Tax Deductions Every Retiree Should Know About

Taking advantage of retiree tax deductions is a savvy way to protect your nest egg and enjoy greater retirement security.

When you’ve spent a lifetime saving for your golden years, retirement can feel like a finish line of sorts. You might be tempted to stop concerning yourself so much with your finances and choose to simply enjoy your hard-earned savings instead. Of course, this would be a mistake! Careful financial management is a cornerstone to a secure retirement, even after you’ve left the workforce. While you should certainly enjoy the fruits of your labor, it’s also important to be mindful of your financial responsibilities, including taxes. Below, we discuss retiree tax deductions because retirees have access to several tax deductions, as well as credits, that can help lower their tax liability and maximize their retirement income. Read on to learn more!

1. Standard Deduction

Any list of retiree tax deductions – or any deductions, really – should start with this one because it’s significant. The standard deduction is a fixed amount that reduces your taxable income. For retirees who don’t itemize deductions, the standard deduction can be a valuable tax benefit. The Tax Cuts and Jobs Act increased the standard deduction significantly, providing a tax break for many retirees. For 2023, it stands at $13,850 for single filers, $27,700 for joint filers, or $20,800 for head of household.

2. Senior Tax Credit

If you’re 65 or older and your income falls below certain thresholds, or you’re retired on permanent and total disability, you may be eligible for another of the most significant retiree tax deductions called the Senior Tax Credit. This credit can provide additional tax savings, helping you retain more of your retirement income. The IRS provides more guidelines on who qualifies here.

3. Social Security Income

A portion of your Social Security income may be subject to federal income tax. The amount that’s taxable depends on your combined income, which includes half of your Social Security benefits, plus other sources of income from pensions, tax-advantaged accounts, investment earnings, and more. While this isn’t a credit, understanding this particular tax rule can help you plan for potential tax liability.

4. Retirement Account Contributions

Retirees can continue to make contributions to retirement accounts like Traditional IRAs and 401(k)s, up to certain limits. These contributions may be tax-deductible, reducing your taxable income and providing long-term retirement savings benefits.

5. Medical Expense Deductions

If your medical expenses exceed a certain percentage of your adjusted gross income, you may be able to include them in your retiree tax deductions, too. This can be particularly valuable for retirees with high healthcare costs. Even if you aren’t facing high health costs now, keep this deduction in mind because recent data suggests that couples retiring today will spend upwards of $315,000 on healthcare in retirement.

6. Charitable Contributions

Charitable contributions can be tax-deductible, and many retirees are inclined to support their favorite causes for intrinsic reasons anyway. By keeping track of your charitable donations and itemizing deductions, you can potentially reduce your tax liability while doing good at the same time.

7. State and Local Tax Deductions

Retirees who itemize deductions can typically deduct state and local taxes paid.
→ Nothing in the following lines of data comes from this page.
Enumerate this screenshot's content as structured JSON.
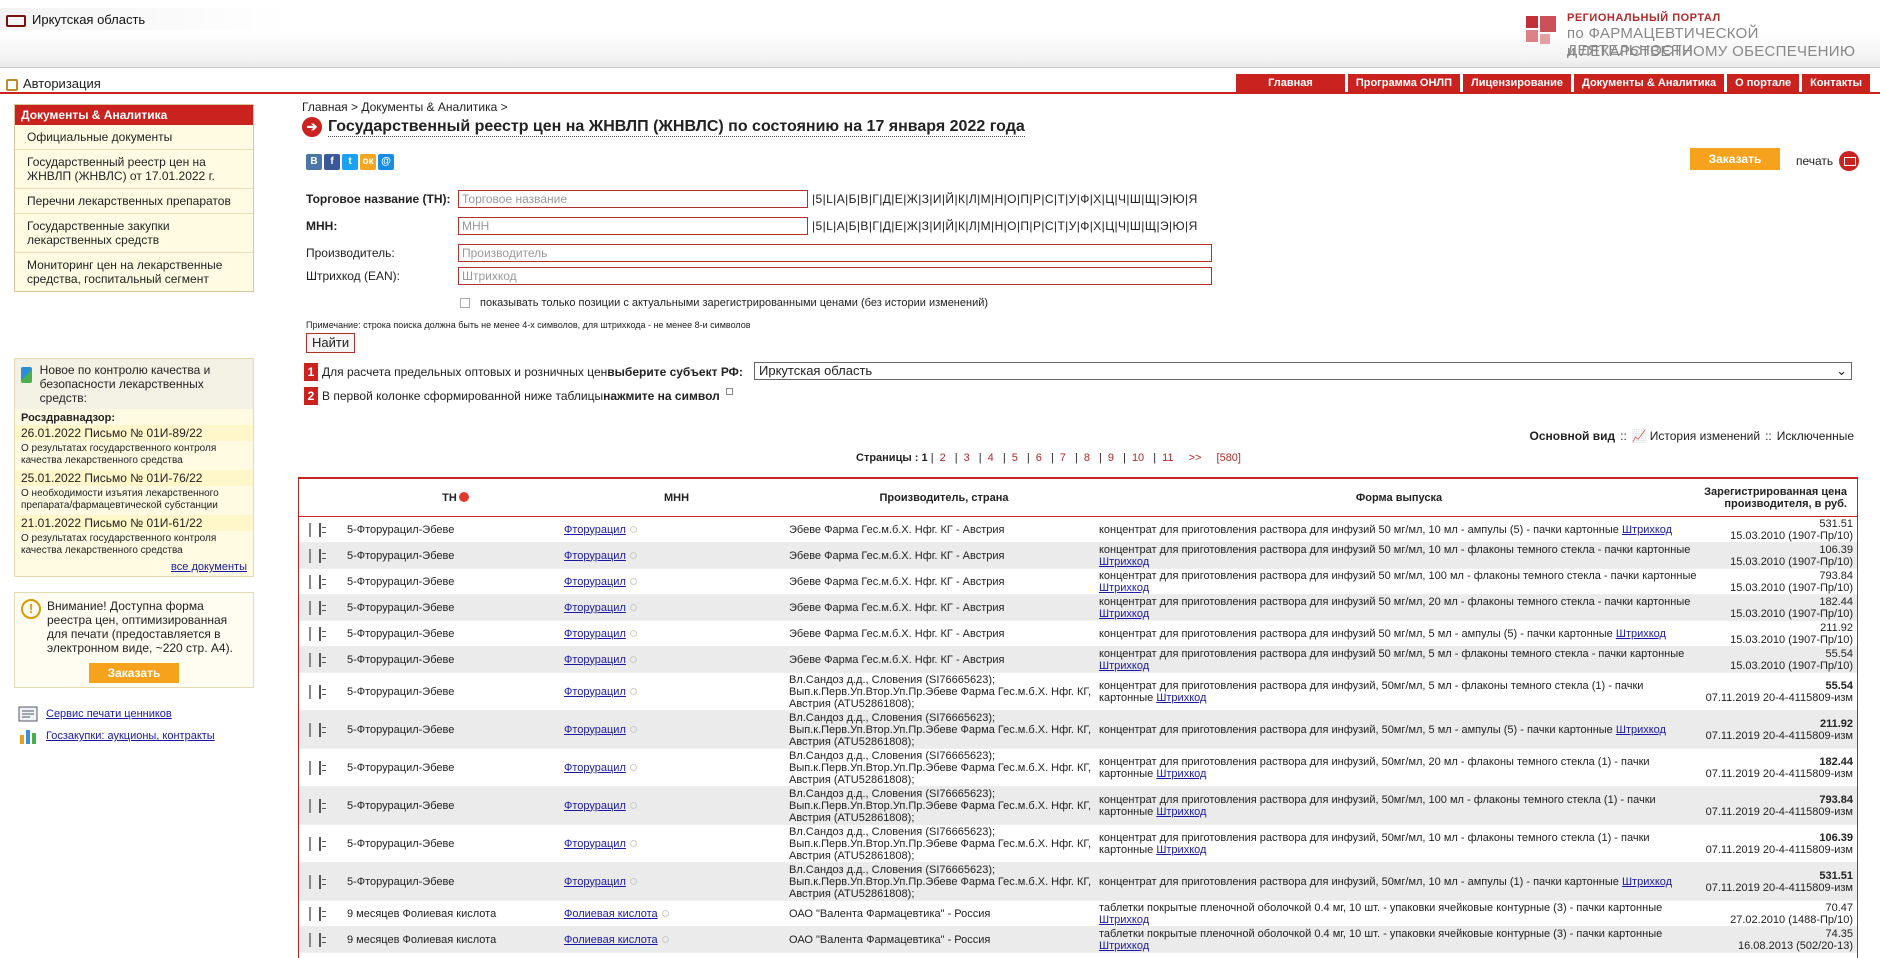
{
  "header": {
    "region": "Иркутская область",
    "portal_line1": "РЕГИОНАЛЬНЫЙ ПОРТАЛ",
    "portal_line2": "по ФАРМАЦЕВТИЧЕСКОЙ ДЕЯТЕЛЬНОСТИ",
    "portal_line3": "и ЛЕКАРСТВЕННОМУ ОБЕСПЕЧЕНИЮ"
  },
  "auth_label": "Авторизация",
  "nav": [
    "Главная",
    "Программа ОНЛП",
    "Лицензирование",
    "Документы & Аналитика",
    "О портале",
    "Контакты"
  ],
  "sidebar": {
    "docs_title": "Документы & Аналитика",
    "docs_items": [
      "Официальные документы",
      "Государственный реестр цен на ЖНВЛП (ЖНВЛС) от 17.01.2022 г.",
      "Перечни лекарственных препаратов",
      "Государственные закупки лекарственных средств",
      "Мониторинг цен на лекарственные средства, госпитальный сегмент"
    ],
    "news_title": "Новое по контролю качества и безопасности лекарственных средств:",
    "news_source": "Росздравнадзор:",
    "news": [
      {
        "date": "26.01.2022  Письмо № 01И-89/22",
        "desc": "О результатах государственного контроля качества лекарственного средства"
      },
      {
        "date": "25.01.2022  Письмо № 01И-76/22",
        "desc": "О необходимости изъятия лекарственного препарата/фармацевтической субстанции"
      },
      {
        "date": "21.01.2022  Письмо № 01И-61/22",
        "desc": "О результатах государственного контроля качества лекарственного средства"
      }
    ],
    "news_all": "все документы",
    "notice": "Внимание! Доступна форма реестра цен, оптимизированная для печати (предоставляется в электронном виде, ~220 стр. А4).",
    "notice_button": "Заказать",
    "link1": "Сервис печати ценников",
    "link2": "Госзакупки: аукционы, контракты"
  },
  "main": {
    "breadcrumb": "Главная > Документы & Аналитика >",
    "title": "Государственный реестр цен на ЖНВЛП (ЖНВЛС) по состоянию на 17 января 2022 года",
    "social": [
      "В",
      "f",
      "t",
      "ок",
      "@"
    ],
    "order_button": "Заказать",
    "print_label": "печать",
    "tn_label": "Торговое название (ТН):",
    "tn_placeholder": "Торговое название",
    "mnn_label": "МНН:",
    "mnn_placeholder": "МНН",
    "alphabet": "|5|L|А|Б|В|Г|Д|Е|Ж|З|И|Й|К|Л|М|Н|О|П|Р|С|Т|У|Ф|Х|Ц|Ч|Ш|Щ|Э|Ю|Я",
    "maker_label": "Производитель:",
    "maker_placeholder": "Производитель",
    "ean_label": "Штрихкод (EAN):",
    "ean_placeholder": "Штрихкод",
    "checkbox_label": "показывать только позиции с актуальными зарегистрированными ценами (без истории изменений)",
    "note": "Примечание: строка поиска должна быть не менее 4-х символов, для штрихкода - не менее 8-и символов",
    "find_button": "Найти",
    "step1_prefix": "Для расчета предельных оптовых и розничных цен ",
    "step1_bold": "выберите субъект РФ:",
    "step2_prefix": "В первой колонке сформированной ниже таблицы ",
    "step2_bold": "нажмите на символ",
    "region_selected": "Иркутская область",
    "view_main": "Основной вид",
    "view_history": "История изменений",
    "view_excluded": "Исключенные",
    "pages_label": "Страницы :",
    "pages": [
      "1",
      "2",
      "3",
      "4",
      "5",
      "6",
      "7",
      "8",
      "9",
      "10",
      "11",
      ">>",
      "[580]"
    ]
  },
  "table": {
    "headers": [
      "ТН",
      "МНН",
      "Производитель, страна",
      "Форма выпуска",
      "Зарегистрированная цена производителя, в руб."
    ],
    "rows": [
      {
        "tn": "5-Фторурацил-Эбеве",
        "mnn": "Фторурацил",
        "prod": "Эбеве Фарма Гес.м.б.Х. Нфг. КГ - Австрия",
        "form": "концентрат для приготовления раствора для инфузий 50 мг/мл, 10 мл - ампулы (5) - пачки картонные",
        "price": "531.51",
        "reg": "15.03.2010 (1907-Пр/10)"
      },
      {
        "tn": "5-Фторурацил-Эбеве",
        "mnn": "Фторурацил",
        "prod": "Эбеве Фарма Гес.м.б.Х. Нфг. КГ - Австрия",
        "form": "концентрат для приготовления раствора для инфузий 50 мг/мл, 10 мл - флаконы темного стекла - пачки картонные",
        "price": "106.39",
        "reg": "15.03.2010 (1907-Пр/10)"
      },
      {
        "tn": "5-Фторурацил-Эбеве",
        "mnn": "Фторурацил",
        "prod": "Эбеве Фарма Гес.м.б.Х. Нфг. КГ - Австрия",
        "form": "концентрат для приготовления раствора для инфузий 50 мг/мл, 100 мл - флаконы темного стекла - пачки картонные",
        "price": "793.84",
        "reg": "15.03.2010 (1907-Пр/10)"
      },
      {
        "tn": "5-Фторурацил-Эбеве",
        "mnn": "Фторурацил",
        "prod": "Эбеве Фарма Гес.м.б.Х. Нфг. КГ - Австрия",
        "form": "концентрат для приготовления раствора для инфузий 50 мг/мл, 20 мл - флаконы темного стекла - пачки картонные",
        "price": "182.44",
        "reg": "15.03.2010 (1907-Пр/10)"
      },
      {
        "tn": "5-Фторурацил-Эбеве",
        "mnn": "Фторурацил",
        "prod": "Эбеве Фарма Гес.м.б.Х. Нфг. КГ - Австрия",
        "form": "концентрат для приготовления раствора для инфузий 50 мг/мл, 5 мл - ампулы (5) - пачки картонные",
        "price": "211.92",
        "reg": "15.03.2010 (1907-Пр/10)"
      },
      {
        "tn": "5-Фторурацил-Эбеве",
        "mnn": "Фторурацил",
        "prod": "Эбеве Фарма Гес.м.б.Х. Нфг. КГ - Австрия",
        "form": "концентрат для приготовления раствора для инфузий 50 мг/мл, 5 мл - флаконы темного стекла - пачки картонные",
        "price": "55.54",
        "reg": "15.03.2010 (1907-Пр/10)"
      },
      {
        "tn": "5-Фторурацил-Эбеве",
        "mnn": "Фторурацил",
        "prod": "Вл.Сандоз д.д., Словения (SI76665623); Вып.к.Перв.Уп.Втор.Уп.Пр.Эбеве Фарма Гес.м.б.Х. Нфг. КГ, Австрия (ATU52861808);",
        "form": "концентрат для приготовления раствора для инфузий, 50мг/мл, 5 мл - флаконы темного стекла (1) - пачки картонные",
        "price": "55.54",
        "reg": "07.11.2019 20-4-4115809-изм"
      },
      {
        "tn": "5-Фторурацил-Эбеве",
        "mnn": "Фторурацил",
        "prod": "Вл.Сандоз д.д., Словения (SI76665623); Вып.к.Перв.Уп.Втор.Уп.Пр.Эбеве Фарма Гес.м.б.Х. Нфг. КГ, Австрия (ATU52861808);",
        "form": "концентрат для приготовления раствора для инфузий, 50мг/мл, 5 мл - ампулы (5) - пачки картонные",
        "price": "211.92",
        "reg": "07.11.2019 20-4-4115809-изм"
      },
      {
        "tn": "5-Фторурацил-Эбеве",
        "mnn": "Фторурацил",
        "prod": "Вл.Сандоз д.д., Словения (SI76665623); Вып.к.Перв.Уп.Втор.Уп.Пр.Эбеве Фарма Гес.м.б.Х. Нфг. КГ, Австрия (ATU52861808);",
        "form": "концентрат для приготовления раствора для инфузий, 50мг/мл, 20 мл - флаконы темного стекла (1) - пачки картонные",
        "price": "182.44",
        "reg": "07.11.2019 20-4-4115809-изм"
      },
      {
        "tn": "5-Фторурацил-Эбеве",
        "mnn": "Фторурацил",
        "prod": "Вл.Сандоз д.д., Словения (SI76665623); Вып.к.Перв.Уп.Втор.Уп.Пр.Эбеве Фарма Гес.м.б.Х. Нфг. КГ, Австрия (ATU52861808);",
        "form": "концентрат для приготовления раствора для инфузий, 50мг/мл, 100 мл - флаконы темного стекла (1) - пачки картонные",
        "price": "793.84",
        "reg": "07.11.2019 20-4-4115809-изм"
      },
      {
        "tn": "5-Фторурацил-Эбеве",
        "mnn": "Фторурацил",
        "prod": "Вл.Сандоз д.д., Словения (SI76665623); Вып.к.Перв.Уп.Втор.Уп.Пр.Эбеве Фарма Гес.м.б.Х. Нфг. КГ, Австрия (ATU52861808);",
        "form": "концентрат для приготовления раствора для инфузий, 50мг/мл, 10 мл - флаконы темного стекла (1) - пачки картонные",
        "price": "106.39",
        "reg": "07.11.2019 20-4-4115809-изм"
      },
      {
        "tn": "5-Фторурацил-Эбеве",
        "mnn": "Фторурацил",
        "prod": "Вл.Сандоз д.д., Словения (SI76665623); Вып.к.Перв.Уп.Втор.Уп.Пр.Эбеве Фарма Гес.м.б.Х. Нфг. КГ, Австрия (ATU52861808);",
        "form": "концентрат для приготовления раствора для инфузий, 50мг/мл, 10 мл - ампулы (1) - пачки картонные",
        "price": "531.51",
        "reg": "07.11.2019 20-4-4115809-изм"
      },
      {
        "tn": "9 месяцев Фолиевая кислота",
        "mnn": "Фолиевая кислота",
        "prod": "ОАО \"Валента Фармацевтика\" - Россия",
        "form": "таблетки покрытые пленочной оболочкой 0.4 мг, 10 шт. - упаковки ячейковые контурные (3) - пачки картонные",
        "price": "70.47",
        "reg": "27.02.2010 (1488-Пр/10)"
      },
      {
        "tn": "9 месяцев Фолиевая кислота",
        "mnn": "Фолиевая кислота",
        "prod": "ОАО \"Валента Фармацевтика\" - Россия",
        "form": "таблетки покрытые пленочной оболочкой 0.4 мг, 10 шт. - упаковки ячейковые контурные (3) - пачки картонные",
        "price": "74.35",
        "reg": "16.08.2013 (502/20-13)"
      }
    ],
    "barcode_label": "Штрихкод"
  }
}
However, recent tax law changes have placed limits on these deductions, so it’s important to understand how they affect your specific situation. Work with a financial professional to understand whether these retiree tax deductions apply to you.

8. Property Tax Deductions

If you own a home, property tax deductions can help lower your tax bill. Some states also offer property tax relief programs specifically designed for seniors. For example, Virginia offers specific property tax relief in most cities and counties if you are 65 or older, or if you have a disability (regardless of age).

9. Mortgage Interest Deduction

If you still have a mortgage on your home, you may be able to deduct the interest you pay. This can be a significant deduction for retirees with outstanding mortgage balances.

10. Sales Tax Deduction

In states without an income tax, retirees can potentially deduct the sales tax they pay on purchases, including large expenses like a new car or boat. Consider whether you made any qualifying purchases this tax year.

11. Long-Term Care Insurance Premiums

Premiums for qualified long-term care insurance policies tend to be pricey, but the upside is that they may be tax-deductible. This is another of the retiree tax deductions that can provide financial relief for retirees who have invested in this type of coverage.

Are You Making the Most of Retiree Tax Deductions?

No one wants to pay more in taxes than necessary. Understanding these retiree tax deductions and credits is essential for retirees who want to maximize their financial resources during retirement. It’s advisable to work with a financial advisor or tax professional who can help you navigate the complexities of the tax code and ensure you’re taking full advantage of available tax benefits.

Retirement should be a time of financial comfort and security, and these tax deductions can play a crucial role in achieving that goal. By staying informed and planning strategically, you can make the most of your retirement years while keeping more of your hard-earned money. If you’d like a professional partner by your side to help you make strategic financial planning decisions, reach out to the Cash Financial team today.

Schedule your 15-minute introduction call with Cash Financial and begin planning the retirement you deserve.

Join Our Mailing List

By joining our mailing list, you’ll receive regular emails packed with valuable information to help you make informed financial decisions, achieve your goals, and secure your future.

Skip to content